Overall, an interesting exhibition if you are into fashion, photography, or art, but I did feel there was more that could be done.
The exhibition shortly moves onto Manchester.
Russia and the Arts
This exhibition was a pleasant surprise. I visited on a whim, without any specific expectations, or really any specific knowledge. After visiting, I thought it was a great example of the type of interesting exhibition that can be done with portraiture, which I have a feeling doesn’t always have the greatest appeal.
The exhibitions focuses on portraits of writers, actors, musicians and patrons between 1867- 1914, and is divided into sections on the arts including Writers and Theatre.
The text did a great job of making connections between the various people represented, providing biographies on painters and sitters, early collectors, explored the relation to the developing style of russian art, talked about censorship, and explored political commentary.

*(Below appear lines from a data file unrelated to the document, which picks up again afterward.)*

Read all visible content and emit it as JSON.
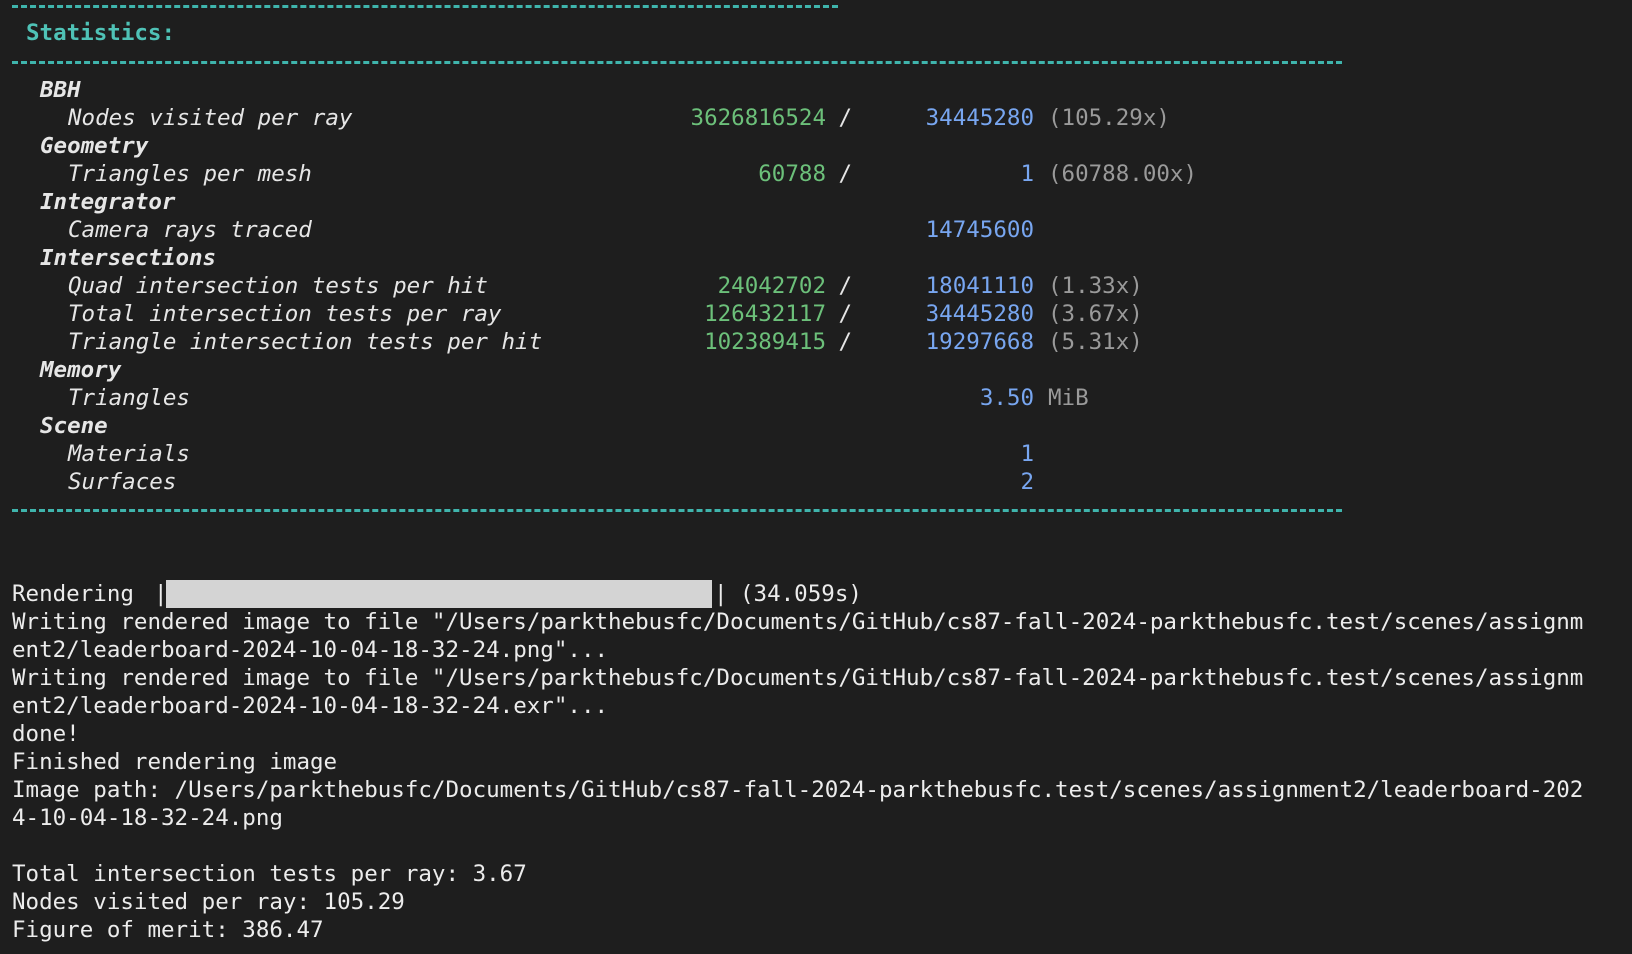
{
  "header": {
    "title": "Statistics:"
  },
  "stats": {
    "bbh": {
      "category": "BBH",
      "nodes_label": "Nodes visited per ray",
      "nodes_num": "3626816524",
      "nodes_slash": "/",
      "nodes_den": "34445280",
      "nodes_ratio": "(105.29x)"
    },
    "geometry": {
      "category": "Geometry",
      "tri_label": "Triangles per mesh",
      "tri_num": "60788",
      "tri_slash": "/",
      "tri_den": "1",
      "tri_ratio": "(60788.00x)"
    },
    "integrator": {
      "category": "Integrator",
      "rays_label": "Camera rays traced",
      "rays_value": "14745600"
    },
    "intersections": {
      "category": "Intersections",
      "quad_label": "Quad intersection tests per hit",
      "quad_num": "24042702",
      "quad_slash": "/",
      "quad_den": "18041110",
      "quad_ratio": "(1.33x)",
      "total_label": "Total intersection tests per ray",
      "total_num": "126432117",
      "total_slash": "/",
      "total_den": "34445280",
      "total_ratio": "(3.67x)",
      "triangle_label": "Triangle intersection tests per hit",
      "triangle_num": "102389415",
      "triangle_slash": "/",
      "triangle_den": "19297668",
      "triangle_ratio": "(5.31x)"
    },
    "memory": {
      "category": "Memory",
      "tri_label": "Triangles",
      "tri_value": "3.50",
      "tri_unit": "MiB"
    },
    "scene": {
      "category": "Scene",
      "materials_label": "Materials",
      "materials_value": "1",
      "surfaces_label": "Surfaces",
      "surfaces_value": "2"
    }
  },
  "render": {
    "label": "Rendering",
    "progress_percent": 100,
    "time": "(34.059s)",
    "write_png_1": "Writing rendered image to file \"/Users/parkthebusfc/Documents/GitHub/cs87-fall-2024-parkthebusfc.test/scenes/assignm",
    "write_png_2": "ent2/leaderboard-2024-10-04-18-32-24.png\"...",
    "write_exr_1": "Writing rendered image to file \"/Users/parkthebusfc/Documents/GitHub/cs87-fall-2024-parkthebusfc.test/scenes/assignm",
    "write_exr_2": "ent2/leaderboard-2024-10-04-18-32-24.exr\"...",
    "done": "done!",
    "finished": "Finished rendering image",
    "path_1": "Image path: /Users/parkthebusfc/Documents/GitHub/cs87-fall-2024-parkthebusfc.test/scenes/assignment2/leaderboard-202",
    "path_2": "4-10-04-18-32-24.png"
  },
  "summary": {
    "total_tests": "Total intersection tests per ray: 3.67",
    "nodes_visited": "Nodes visited per ray: 105.29",
    "merit": "Figure of merit: 386.47"
  },
  "colors": {
    "background": "#1e1e1e",
    "rule": "#3fb4ac",
    "title": "#4fc2b6",
    "numerator": "#6cc07a",
    "denominator": "#78a6f0",
    "ratio": "#9a9a9a",
    "text": "#e6e6e6"
  }
}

The text really made the portraits come alive with what they represented.
It is a small exhibition, but worth stopping into.
It is on until June 26, and can also be explored online, including an audio tour by the curator. http://www.npg.org.uk/whatson/russia-and-the-arts/exhibition/tour.php
Were you able to see either of these exhibitions? What did you think? Or any other interesting exhibitions?
Stay tuned for many more blog posts soon (fingers crossed!). I visited several other exhibitions, including Delacroix and the Rise of Modern Art, saw a few great examples of interpretation, did a lot of travelling, saw a lot of street art, and have had some interesting debates about heritage, authenticity, accessibility, and whether or not to use labels and when.